Problem statement - Copy each line below containing "Closest".

Element data from apps and pages
□ □ □ □

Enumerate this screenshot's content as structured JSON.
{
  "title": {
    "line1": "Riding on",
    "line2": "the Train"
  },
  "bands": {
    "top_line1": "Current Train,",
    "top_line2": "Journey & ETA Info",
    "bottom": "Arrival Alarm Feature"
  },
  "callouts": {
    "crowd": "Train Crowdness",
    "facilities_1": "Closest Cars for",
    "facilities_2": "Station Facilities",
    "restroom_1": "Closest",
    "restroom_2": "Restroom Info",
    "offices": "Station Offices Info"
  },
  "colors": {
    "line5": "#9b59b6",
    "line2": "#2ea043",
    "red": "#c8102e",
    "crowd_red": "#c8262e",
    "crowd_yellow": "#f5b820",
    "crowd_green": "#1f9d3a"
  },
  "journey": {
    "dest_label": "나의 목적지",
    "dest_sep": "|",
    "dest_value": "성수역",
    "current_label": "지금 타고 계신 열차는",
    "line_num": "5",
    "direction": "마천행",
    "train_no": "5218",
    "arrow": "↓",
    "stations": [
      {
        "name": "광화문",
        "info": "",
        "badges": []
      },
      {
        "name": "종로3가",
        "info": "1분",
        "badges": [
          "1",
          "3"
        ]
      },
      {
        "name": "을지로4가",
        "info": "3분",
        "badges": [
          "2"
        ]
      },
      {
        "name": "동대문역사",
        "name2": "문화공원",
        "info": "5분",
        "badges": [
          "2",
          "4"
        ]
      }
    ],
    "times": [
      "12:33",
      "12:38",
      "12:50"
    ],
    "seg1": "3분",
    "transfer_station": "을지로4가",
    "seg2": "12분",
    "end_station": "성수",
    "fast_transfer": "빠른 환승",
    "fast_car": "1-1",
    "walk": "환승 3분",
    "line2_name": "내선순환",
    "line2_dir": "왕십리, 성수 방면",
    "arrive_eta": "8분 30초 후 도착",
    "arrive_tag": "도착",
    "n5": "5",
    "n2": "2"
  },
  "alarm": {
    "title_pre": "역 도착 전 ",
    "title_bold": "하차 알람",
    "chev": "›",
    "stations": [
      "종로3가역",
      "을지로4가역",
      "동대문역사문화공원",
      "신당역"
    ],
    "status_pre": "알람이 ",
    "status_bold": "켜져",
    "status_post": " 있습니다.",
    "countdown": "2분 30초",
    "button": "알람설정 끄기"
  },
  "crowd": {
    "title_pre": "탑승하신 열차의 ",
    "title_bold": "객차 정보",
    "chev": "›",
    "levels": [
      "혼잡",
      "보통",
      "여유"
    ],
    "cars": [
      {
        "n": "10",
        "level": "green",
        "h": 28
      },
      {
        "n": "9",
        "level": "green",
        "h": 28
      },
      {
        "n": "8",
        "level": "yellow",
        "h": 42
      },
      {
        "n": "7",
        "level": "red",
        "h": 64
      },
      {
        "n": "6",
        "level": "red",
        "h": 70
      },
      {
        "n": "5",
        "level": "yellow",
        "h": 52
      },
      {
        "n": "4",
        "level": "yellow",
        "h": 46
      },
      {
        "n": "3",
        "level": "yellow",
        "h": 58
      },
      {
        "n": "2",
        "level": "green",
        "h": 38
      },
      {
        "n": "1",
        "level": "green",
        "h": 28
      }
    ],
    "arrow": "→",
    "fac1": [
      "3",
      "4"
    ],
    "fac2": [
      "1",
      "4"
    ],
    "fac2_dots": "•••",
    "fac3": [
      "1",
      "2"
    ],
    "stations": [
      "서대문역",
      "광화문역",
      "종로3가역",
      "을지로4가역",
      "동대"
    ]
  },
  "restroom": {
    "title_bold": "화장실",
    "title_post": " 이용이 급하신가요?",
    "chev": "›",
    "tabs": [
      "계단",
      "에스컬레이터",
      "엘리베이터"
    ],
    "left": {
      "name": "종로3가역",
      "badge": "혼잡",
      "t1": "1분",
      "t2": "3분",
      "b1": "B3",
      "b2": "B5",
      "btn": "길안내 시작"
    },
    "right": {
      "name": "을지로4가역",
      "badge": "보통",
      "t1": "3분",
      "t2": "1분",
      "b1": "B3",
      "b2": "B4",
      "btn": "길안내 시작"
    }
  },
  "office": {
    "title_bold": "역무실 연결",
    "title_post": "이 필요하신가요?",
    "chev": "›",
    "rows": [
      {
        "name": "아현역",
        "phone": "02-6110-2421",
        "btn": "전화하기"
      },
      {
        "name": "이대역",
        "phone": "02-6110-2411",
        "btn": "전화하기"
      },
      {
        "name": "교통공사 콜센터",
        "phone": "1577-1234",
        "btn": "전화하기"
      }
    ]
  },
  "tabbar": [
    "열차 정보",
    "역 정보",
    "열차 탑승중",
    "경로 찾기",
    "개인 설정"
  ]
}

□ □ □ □

Reply to the task -
    "facilities_1": "Closest Cars for",
    "restroom_1": "Closest",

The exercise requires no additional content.